The Southern Highlands Printmakers formed in 1993 as a group of printmaking enthusiasts based in the Southern Highlands of New South Wales. Many artists have a national and international influence, others are emerging or simply on the run. They are all technically accomplished in their dedicated printmaking mediums and have actively exhibited in groups and participated in various exchange exhibitions. An Australian Alphabet is a curious project where group members were randomly assigned one of the 26 letters of the alphabet in 2020 and invited to meditate on that letter and their experiences during this difficult year. The prints were produced in 2020 and 2021 and cover a wide range of engraving technologies ranging from linocuts, serigraphs, woodcuts, intaglio, stamps, stencils, monoprints, collagraphs, lithographs, letterpress all the way to pigment prints of archives.

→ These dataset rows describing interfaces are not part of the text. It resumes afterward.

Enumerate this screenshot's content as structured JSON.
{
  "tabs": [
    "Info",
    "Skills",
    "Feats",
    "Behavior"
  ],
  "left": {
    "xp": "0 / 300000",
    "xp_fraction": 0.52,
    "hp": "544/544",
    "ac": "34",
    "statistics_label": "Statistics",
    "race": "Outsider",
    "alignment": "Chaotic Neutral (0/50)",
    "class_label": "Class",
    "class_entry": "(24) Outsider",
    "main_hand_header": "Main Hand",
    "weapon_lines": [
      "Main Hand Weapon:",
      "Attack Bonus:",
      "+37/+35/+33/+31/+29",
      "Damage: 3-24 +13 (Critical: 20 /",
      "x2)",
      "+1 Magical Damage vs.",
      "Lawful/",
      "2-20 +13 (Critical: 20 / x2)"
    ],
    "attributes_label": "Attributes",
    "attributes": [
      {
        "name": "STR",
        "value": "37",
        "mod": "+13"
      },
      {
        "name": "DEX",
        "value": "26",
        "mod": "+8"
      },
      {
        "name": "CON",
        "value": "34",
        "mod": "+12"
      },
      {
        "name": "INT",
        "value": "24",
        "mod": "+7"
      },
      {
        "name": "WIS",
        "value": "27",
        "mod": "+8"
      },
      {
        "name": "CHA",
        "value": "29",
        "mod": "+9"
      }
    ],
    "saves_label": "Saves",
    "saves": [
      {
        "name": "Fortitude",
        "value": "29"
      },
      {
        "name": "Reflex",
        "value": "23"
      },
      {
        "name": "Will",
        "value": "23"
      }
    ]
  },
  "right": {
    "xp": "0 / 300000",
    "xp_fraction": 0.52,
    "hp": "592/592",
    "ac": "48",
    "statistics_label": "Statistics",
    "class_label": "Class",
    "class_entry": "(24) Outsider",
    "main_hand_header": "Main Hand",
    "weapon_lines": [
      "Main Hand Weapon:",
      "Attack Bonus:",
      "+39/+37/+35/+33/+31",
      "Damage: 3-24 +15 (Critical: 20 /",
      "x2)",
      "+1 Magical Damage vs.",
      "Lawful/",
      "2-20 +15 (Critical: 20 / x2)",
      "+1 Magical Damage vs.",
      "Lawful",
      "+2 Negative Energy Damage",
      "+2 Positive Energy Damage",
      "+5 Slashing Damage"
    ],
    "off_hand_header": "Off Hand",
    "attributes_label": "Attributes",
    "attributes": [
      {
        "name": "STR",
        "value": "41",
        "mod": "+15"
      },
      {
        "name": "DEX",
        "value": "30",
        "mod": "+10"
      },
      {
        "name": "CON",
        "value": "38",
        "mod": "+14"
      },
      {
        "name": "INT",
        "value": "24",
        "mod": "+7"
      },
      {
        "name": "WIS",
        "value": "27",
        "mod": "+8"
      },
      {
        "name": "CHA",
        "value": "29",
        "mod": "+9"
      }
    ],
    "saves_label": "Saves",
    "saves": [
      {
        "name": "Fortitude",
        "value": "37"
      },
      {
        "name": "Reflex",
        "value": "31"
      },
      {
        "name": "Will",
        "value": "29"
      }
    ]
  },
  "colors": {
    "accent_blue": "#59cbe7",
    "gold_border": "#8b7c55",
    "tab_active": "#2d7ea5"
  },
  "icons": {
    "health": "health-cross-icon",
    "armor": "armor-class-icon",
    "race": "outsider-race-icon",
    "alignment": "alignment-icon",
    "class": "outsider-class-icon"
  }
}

Technically, the work is of a consistent quality and the artists are happy to mix and match the techniques – linocuts with collage, waterless lithography, woodblock print and collagen. There are also some curious manifestations such as an intaglio woodblock print of poker in the case of Fran Ifould and a stencil, eucalyptus stain, inks and stamps in the engaging work of Sandra Shrubb. When it comes to imagery, there is a range from deep meditation to a simple verbal / visual pun to a wry demeanor to the whole exercise. Well-known artist Slavica Zivcovic received the letter “B” and produced a hand-colored screenprint, Inside the Blue. In much of her art, blue is her favorite color and it is a spiritual color of alluring enchantment. She works in a very ornamental style drawing on the heritage of popular arts, where there is always a hidden dimension in her imagery. The nesting bird hidden behind layers of foliage forms the heart of its composition and when we examine the image, there is something to be said about innocence and childlike purity. In the catalog, Zivcovic comments with the voice of his bird: “I like to collect, I like to hide. There is always something by my side.” Another very beautiful character is that of the internationally renowned weaver and printmaker Liz Jeneid, to whom the letter “W” has been assigned. Using a collagraph and drypoint, Jeneid’s Waste Not Want Not is a clever print with a matriarchal figure sitting at the head of the table and six children with their food bowls sitting along the edges and an inscription like a slogan superimposed on the composition. The artist notes: ‘”Do not waste, do not want, for many a little one would find it a real treat …” It was something my mother used to say when I was a child during the war !!’ The show is full of surprising small print including Adelaide Park Lands by Michelle Cole, The Dry of 2020 by Sheila Lyne, I is for Iceberg by Linda Bottari, K by Tony Deigan, L by Phoebe Middleton is for lyrebird & journaling & amp; lost (weringerong, woorail, bulln – bulln), Dorothy Freeman’s Nullarbor Caves, Lucia Parrella’s 36 Ways to Be an Stranger, and Alan Purdom’s X. An Australian Alphabet is a charming and engaging exhibition where 22 of the 26 participating artists are women and work with committed professionalism. Printmaking is alive and well in the bush – just ask a Southern Highlands Printmakers artist.